When former Massachusetts Governor Mitt Romney ended months of speculation by announcing his candidacy for president, he brought star power to a field of lesser-known Republicans striving to establish a national base. Romney’s political experience and name recognition could prove formidable in the 2012 election.
Last month’s Republican presidential debate saw admirable policy analysis by former Godfather Pizza CEO Herman Cain and blunt talk by Texas Representative Ron Paul — and little else of great interest. The national media concluded that the GOP would be in dire trouble in ’12 unless a candidate of national repute joined the fold.
While former House Speaker Newt Gingrich, who recently announced his candidacy, certainly has a national reputation, his campaign is playing defense on questions about his lack of support for GOP spending cuts and about his personal life. Gingrich has had multiple divorces and personal affairs.
Sarah Palin, the former governor of Alaska turned reality TV host, has tantalized the media with her potential candidacy, but she has yet to make a final determination. While Palin arguably may have a more idyllic family life than Gingrich, questions remain about whether she has the intellectual heft to become a viable presidential candidate.
This leads to Romney, perhaps the GOP’s best chance to defeat the fund-raising powerhouse and campaign juggernaut that Barack Obama proved to be in 2008. Romney’s favorable attributes include his ability to speak intelligently about economic issues, something that most of his primary opponents (save Herman Cain) will be unable to match.
A second favorable is that Romney, if he can survive questions about how truly socially conservative he is (formerly pro-choice), would be palatable in the general election to independent voters who disapprove of the hard-right social stances of the Tea Party-led GOP, but who similarly disapprove of the manner in which Obama has led with respect to economic and foreign affairs.
Romney, at this juncture, has two liabilities that must be overcome to win the GOP primary.

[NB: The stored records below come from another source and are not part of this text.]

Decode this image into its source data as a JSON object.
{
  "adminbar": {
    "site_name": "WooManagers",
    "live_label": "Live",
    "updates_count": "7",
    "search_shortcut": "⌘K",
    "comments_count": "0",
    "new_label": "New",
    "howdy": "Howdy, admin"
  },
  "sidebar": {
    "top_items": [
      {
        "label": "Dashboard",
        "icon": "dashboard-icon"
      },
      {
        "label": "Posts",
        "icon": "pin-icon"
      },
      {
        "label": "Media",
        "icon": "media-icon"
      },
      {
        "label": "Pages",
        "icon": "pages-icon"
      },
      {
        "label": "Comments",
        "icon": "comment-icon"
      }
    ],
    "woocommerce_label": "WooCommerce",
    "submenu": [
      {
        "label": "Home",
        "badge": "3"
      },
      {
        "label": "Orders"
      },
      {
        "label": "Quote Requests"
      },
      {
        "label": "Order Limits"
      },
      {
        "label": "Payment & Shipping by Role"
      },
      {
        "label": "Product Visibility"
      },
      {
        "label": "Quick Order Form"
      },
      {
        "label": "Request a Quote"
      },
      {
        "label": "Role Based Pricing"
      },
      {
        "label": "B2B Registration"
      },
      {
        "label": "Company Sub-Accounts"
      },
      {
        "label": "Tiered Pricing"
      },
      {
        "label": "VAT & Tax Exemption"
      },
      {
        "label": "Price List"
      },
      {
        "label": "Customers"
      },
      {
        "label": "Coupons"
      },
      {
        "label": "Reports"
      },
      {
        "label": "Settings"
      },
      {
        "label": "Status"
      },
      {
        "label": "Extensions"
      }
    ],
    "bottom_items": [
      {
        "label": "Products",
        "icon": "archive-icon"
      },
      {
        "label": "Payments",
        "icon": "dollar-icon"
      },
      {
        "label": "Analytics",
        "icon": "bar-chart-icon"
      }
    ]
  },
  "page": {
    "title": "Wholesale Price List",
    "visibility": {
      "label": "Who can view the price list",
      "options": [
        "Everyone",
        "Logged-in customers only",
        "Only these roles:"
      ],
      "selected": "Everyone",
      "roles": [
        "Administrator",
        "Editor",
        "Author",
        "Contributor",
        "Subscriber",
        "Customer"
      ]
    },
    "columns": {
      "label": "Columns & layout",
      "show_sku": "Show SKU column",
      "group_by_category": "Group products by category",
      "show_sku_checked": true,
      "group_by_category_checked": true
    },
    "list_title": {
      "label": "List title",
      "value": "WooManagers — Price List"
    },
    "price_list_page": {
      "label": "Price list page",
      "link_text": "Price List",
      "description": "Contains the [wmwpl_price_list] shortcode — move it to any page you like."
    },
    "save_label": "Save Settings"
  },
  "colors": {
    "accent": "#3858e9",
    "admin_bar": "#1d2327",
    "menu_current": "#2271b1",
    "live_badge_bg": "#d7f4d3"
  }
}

The first is his own version of universal health care he put in place in Massachusetts. Democrats now swear it was a partial template for the Affordable Care Act, known in Republican circles as Obamacare.
In recent weeks, Romney has deftly dodged these claims by suggesting that the individual states — not the federal government — reserve the right to decide this issue.
Romney has also argued that having been a Republican governor of a strongly liberal Democrat state, his health-care law was a better alternative than allowing the status quo to remain, when costs were set to destroy Massachusetts’ economy.
A second perceived liability is Romney’s Mormon faith. Romney’s supporters certainly will argue that a candidate’s faith is not as important as it was 50 years ago, when John F. Kennedy became the first Roman Catholic to be elected president. To an extent, even Obama’s election three years ago suggests that candidates with strong messages can overcome liabilities based upon religion or race.
But the fact still remains that any GOP contender must score well in the Deep South, which remains largely a bastion of Southern Baptists and religious evangelicals, some of whom who still view the Mormon faith as a cult rather than a legitimate sect of Christianity.
That mindset will prove difficult to overcome unless Romney is somehow able to explain the theological aspects of his faith in a manner that does not sound like talking points handed down from his political handlers. Or, Romney must explain in careful detail how his personal values are aligned with those issues that draw evangelicals to the polls, including abortion and same-sex marriage.
If successful in this regard without sounding like the second coming of Patrick Buchanan, then the 2012 general election that some observers believe will end in an a rout by Obama could prove closer than expected.